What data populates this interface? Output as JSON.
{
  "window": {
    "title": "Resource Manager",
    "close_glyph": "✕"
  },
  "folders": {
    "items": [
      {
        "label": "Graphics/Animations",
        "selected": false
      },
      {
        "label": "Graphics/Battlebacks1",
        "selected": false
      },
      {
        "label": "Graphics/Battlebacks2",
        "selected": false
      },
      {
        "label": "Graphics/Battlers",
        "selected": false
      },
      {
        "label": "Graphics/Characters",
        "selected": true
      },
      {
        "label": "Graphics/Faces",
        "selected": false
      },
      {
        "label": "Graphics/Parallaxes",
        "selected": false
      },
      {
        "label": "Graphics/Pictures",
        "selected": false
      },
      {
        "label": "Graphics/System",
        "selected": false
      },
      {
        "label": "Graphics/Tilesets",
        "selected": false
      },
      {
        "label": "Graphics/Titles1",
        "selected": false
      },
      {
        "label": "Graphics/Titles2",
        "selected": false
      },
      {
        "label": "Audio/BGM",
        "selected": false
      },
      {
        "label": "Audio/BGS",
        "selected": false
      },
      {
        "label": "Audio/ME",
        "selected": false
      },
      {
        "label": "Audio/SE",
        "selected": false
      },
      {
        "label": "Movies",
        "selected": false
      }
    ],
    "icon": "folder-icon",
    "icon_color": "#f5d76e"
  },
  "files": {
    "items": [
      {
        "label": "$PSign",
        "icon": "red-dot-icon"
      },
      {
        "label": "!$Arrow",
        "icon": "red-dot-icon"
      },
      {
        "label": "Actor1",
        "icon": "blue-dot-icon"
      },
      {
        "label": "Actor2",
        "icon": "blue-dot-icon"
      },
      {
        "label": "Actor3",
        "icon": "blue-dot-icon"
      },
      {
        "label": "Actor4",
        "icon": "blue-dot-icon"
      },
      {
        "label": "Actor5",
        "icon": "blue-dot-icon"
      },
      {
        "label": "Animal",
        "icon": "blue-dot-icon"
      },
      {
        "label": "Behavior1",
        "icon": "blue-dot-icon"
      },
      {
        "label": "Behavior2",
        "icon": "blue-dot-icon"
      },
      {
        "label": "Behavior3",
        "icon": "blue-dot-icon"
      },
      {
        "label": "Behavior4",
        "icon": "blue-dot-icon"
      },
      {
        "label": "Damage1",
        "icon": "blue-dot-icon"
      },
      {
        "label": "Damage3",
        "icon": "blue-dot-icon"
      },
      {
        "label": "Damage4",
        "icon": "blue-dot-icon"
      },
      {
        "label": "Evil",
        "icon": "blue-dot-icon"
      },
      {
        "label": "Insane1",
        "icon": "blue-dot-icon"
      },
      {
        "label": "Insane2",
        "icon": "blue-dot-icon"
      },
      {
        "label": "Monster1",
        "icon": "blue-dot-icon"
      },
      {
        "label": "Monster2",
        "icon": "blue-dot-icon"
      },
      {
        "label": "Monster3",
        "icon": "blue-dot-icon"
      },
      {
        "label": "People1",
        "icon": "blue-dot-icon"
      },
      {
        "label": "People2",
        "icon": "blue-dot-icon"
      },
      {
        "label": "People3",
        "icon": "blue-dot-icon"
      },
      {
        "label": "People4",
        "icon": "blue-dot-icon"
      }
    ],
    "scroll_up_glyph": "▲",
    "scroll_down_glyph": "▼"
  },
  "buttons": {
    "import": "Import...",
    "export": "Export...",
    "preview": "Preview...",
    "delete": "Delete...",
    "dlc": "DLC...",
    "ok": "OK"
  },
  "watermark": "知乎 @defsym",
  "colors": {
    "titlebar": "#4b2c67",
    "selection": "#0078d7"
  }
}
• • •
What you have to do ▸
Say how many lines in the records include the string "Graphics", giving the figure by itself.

Expected output ▸
12